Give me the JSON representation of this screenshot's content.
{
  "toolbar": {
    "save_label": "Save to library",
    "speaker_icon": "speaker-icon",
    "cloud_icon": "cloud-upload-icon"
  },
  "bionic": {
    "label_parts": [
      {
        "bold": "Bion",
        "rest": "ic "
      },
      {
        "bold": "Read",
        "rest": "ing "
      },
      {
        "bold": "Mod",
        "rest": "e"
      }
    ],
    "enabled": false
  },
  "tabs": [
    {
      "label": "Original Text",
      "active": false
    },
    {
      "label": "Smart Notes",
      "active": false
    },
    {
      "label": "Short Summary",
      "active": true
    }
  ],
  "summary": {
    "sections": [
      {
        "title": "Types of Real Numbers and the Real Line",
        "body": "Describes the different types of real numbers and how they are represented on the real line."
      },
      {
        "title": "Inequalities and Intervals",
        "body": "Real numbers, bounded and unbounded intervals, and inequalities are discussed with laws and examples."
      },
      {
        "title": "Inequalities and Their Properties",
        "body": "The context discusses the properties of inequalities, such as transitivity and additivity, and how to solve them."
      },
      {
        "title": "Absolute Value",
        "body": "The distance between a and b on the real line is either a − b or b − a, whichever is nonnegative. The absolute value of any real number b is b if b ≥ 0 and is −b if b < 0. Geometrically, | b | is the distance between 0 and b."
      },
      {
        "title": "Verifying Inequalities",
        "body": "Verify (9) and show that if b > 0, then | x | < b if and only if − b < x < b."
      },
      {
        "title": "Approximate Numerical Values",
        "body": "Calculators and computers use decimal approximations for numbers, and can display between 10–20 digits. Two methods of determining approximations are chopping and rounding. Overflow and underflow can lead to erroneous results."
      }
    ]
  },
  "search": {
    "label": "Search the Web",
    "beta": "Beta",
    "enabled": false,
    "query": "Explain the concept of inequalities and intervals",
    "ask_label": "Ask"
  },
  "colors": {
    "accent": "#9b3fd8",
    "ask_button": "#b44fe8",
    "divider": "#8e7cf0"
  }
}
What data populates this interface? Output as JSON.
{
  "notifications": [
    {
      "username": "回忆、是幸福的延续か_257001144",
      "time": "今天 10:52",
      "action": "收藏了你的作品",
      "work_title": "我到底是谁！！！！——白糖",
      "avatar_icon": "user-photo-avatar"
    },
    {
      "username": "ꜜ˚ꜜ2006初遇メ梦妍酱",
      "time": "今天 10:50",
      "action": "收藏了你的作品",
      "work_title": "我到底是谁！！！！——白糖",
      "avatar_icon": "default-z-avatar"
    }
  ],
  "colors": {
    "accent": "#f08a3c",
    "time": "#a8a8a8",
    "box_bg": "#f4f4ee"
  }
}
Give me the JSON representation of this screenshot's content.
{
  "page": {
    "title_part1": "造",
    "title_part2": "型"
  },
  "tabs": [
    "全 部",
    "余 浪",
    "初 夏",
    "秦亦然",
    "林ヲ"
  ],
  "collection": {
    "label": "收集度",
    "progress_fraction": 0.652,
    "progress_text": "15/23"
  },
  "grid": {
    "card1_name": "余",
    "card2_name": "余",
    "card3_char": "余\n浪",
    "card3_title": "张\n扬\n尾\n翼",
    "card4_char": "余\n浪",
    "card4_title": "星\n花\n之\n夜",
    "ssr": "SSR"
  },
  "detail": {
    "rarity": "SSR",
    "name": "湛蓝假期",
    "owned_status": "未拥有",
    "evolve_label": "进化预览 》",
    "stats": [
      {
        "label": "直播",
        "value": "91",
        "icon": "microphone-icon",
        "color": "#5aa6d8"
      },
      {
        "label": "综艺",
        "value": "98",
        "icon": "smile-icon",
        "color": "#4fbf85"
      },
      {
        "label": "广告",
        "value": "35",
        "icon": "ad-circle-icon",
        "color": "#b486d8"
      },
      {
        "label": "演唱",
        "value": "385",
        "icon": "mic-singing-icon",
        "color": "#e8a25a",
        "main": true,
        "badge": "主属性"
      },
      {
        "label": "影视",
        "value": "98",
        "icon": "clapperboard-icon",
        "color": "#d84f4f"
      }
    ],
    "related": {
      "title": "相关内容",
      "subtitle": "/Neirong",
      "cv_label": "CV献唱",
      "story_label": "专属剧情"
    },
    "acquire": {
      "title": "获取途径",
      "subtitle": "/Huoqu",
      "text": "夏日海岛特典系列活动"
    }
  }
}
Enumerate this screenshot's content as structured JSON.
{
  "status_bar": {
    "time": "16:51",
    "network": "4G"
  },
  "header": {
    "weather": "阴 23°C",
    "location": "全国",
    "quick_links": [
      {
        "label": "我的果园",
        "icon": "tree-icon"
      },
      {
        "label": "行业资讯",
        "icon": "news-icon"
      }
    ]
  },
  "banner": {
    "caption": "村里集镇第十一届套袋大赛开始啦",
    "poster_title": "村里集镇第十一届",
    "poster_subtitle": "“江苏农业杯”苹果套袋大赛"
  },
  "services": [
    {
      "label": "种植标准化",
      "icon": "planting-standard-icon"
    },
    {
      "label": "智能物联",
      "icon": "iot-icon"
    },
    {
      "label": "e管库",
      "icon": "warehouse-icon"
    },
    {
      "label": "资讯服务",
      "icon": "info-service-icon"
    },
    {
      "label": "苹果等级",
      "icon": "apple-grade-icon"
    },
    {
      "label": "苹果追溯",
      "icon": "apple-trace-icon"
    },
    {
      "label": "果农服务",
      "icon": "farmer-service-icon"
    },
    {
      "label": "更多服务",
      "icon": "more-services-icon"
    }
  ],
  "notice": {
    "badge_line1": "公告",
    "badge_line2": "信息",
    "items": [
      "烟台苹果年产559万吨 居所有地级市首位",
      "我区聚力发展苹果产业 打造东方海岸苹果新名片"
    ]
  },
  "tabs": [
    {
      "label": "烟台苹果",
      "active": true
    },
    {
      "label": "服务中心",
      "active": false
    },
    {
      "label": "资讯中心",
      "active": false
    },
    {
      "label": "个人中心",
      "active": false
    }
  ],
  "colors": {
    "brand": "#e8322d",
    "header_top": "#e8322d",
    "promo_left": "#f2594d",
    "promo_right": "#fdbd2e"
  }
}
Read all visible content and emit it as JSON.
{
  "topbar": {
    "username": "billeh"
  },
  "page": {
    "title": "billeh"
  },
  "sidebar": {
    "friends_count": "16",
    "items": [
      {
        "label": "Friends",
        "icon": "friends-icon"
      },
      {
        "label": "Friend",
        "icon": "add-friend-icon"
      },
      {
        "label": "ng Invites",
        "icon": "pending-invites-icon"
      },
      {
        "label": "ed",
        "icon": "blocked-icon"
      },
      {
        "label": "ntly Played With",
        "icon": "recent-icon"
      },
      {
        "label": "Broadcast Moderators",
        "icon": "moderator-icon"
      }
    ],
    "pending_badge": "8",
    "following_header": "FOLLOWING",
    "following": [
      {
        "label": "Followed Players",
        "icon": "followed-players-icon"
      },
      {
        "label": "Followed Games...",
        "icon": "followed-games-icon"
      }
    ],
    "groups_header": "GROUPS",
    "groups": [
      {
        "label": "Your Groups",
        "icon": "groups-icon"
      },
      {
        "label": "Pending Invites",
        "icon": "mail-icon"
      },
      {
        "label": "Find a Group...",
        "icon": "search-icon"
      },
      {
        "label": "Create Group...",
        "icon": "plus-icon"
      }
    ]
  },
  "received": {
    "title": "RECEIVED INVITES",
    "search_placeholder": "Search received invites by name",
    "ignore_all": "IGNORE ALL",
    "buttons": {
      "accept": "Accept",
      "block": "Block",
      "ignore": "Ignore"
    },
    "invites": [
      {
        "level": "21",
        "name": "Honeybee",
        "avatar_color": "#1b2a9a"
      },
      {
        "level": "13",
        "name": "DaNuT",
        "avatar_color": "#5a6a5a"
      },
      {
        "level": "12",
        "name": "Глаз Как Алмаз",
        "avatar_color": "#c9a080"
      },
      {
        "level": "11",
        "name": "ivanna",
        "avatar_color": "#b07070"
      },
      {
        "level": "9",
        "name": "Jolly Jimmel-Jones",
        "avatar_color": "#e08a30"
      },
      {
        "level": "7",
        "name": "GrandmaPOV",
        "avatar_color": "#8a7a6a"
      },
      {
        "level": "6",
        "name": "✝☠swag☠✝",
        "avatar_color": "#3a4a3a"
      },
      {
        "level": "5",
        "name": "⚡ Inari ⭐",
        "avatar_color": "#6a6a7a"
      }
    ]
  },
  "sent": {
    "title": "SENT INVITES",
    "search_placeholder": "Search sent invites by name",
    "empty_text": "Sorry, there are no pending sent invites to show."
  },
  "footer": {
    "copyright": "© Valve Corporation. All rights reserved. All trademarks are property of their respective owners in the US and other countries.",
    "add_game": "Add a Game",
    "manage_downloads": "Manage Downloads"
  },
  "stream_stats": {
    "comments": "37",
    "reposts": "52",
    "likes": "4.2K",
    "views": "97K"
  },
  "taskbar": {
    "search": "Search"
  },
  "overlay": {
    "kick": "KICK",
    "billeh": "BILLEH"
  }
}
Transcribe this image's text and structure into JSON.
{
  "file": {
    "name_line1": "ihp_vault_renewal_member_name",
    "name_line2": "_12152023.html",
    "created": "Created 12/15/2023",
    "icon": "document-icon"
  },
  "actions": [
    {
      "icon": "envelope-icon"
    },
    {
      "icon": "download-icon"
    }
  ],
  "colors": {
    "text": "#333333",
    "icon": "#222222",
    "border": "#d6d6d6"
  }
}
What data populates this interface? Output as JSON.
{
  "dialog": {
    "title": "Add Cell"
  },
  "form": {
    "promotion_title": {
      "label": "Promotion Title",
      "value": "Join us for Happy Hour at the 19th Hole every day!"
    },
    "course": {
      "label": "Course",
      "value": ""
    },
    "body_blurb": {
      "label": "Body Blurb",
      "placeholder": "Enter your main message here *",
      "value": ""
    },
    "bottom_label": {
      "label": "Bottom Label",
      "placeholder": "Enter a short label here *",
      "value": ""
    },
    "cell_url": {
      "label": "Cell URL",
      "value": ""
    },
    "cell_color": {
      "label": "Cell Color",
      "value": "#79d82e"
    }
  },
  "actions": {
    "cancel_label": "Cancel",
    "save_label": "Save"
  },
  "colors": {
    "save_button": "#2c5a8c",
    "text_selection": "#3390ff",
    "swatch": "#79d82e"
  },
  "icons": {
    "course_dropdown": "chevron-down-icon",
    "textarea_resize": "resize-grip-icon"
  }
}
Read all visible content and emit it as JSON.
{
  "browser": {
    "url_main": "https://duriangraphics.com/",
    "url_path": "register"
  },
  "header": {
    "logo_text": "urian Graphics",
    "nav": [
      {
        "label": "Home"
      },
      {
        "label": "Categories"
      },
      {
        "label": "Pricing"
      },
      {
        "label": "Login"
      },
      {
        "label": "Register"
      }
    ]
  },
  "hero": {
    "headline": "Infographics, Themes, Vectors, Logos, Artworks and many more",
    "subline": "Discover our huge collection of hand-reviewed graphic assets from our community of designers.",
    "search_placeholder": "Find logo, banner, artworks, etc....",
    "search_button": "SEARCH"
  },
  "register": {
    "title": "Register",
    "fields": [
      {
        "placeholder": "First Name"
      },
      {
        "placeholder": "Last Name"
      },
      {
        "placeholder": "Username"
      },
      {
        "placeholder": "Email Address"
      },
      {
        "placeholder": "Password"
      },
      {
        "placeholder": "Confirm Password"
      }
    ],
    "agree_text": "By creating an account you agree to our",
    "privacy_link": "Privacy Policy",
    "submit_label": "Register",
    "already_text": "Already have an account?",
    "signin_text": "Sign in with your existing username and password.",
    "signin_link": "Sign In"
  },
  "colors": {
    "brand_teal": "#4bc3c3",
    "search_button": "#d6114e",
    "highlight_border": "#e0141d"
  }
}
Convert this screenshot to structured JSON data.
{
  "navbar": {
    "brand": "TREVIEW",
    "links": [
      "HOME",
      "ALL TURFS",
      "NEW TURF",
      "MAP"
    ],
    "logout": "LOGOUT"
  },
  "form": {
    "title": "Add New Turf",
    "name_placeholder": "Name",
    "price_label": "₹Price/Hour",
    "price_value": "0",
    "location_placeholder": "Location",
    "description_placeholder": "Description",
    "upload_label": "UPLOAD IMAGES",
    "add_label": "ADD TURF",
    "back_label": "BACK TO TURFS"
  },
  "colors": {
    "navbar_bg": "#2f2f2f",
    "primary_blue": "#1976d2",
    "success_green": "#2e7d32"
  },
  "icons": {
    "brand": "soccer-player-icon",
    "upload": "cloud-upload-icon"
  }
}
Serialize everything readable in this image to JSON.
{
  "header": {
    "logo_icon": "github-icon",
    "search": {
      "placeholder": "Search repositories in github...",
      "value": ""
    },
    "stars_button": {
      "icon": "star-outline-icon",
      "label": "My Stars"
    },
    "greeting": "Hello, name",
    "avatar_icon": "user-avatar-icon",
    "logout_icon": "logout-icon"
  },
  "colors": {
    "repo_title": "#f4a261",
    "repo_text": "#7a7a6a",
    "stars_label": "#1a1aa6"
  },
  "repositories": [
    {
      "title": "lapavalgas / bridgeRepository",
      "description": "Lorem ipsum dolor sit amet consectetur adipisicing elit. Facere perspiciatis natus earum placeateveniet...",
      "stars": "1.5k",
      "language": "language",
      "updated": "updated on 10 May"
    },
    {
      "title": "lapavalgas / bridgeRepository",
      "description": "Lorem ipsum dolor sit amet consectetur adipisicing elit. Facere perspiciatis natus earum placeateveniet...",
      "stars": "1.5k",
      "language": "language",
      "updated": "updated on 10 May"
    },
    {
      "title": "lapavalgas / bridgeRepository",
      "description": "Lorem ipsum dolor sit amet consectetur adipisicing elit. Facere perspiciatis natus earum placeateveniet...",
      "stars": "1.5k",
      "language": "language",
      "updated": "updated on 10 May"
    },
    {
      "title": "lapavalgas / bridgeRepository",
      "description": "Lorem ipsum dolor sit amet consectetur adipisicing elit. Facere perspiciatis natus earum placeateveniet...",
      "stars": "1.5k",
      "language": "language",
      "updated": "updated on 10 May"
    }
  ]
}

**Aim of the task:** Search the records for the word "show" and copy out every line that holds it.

**Written response:**
        "body": "Verify (9) and show that if b > 0, then | x | < b if and only if − b < x < b."
    "empty_text": "Sorry, there are no pending sent invites to show."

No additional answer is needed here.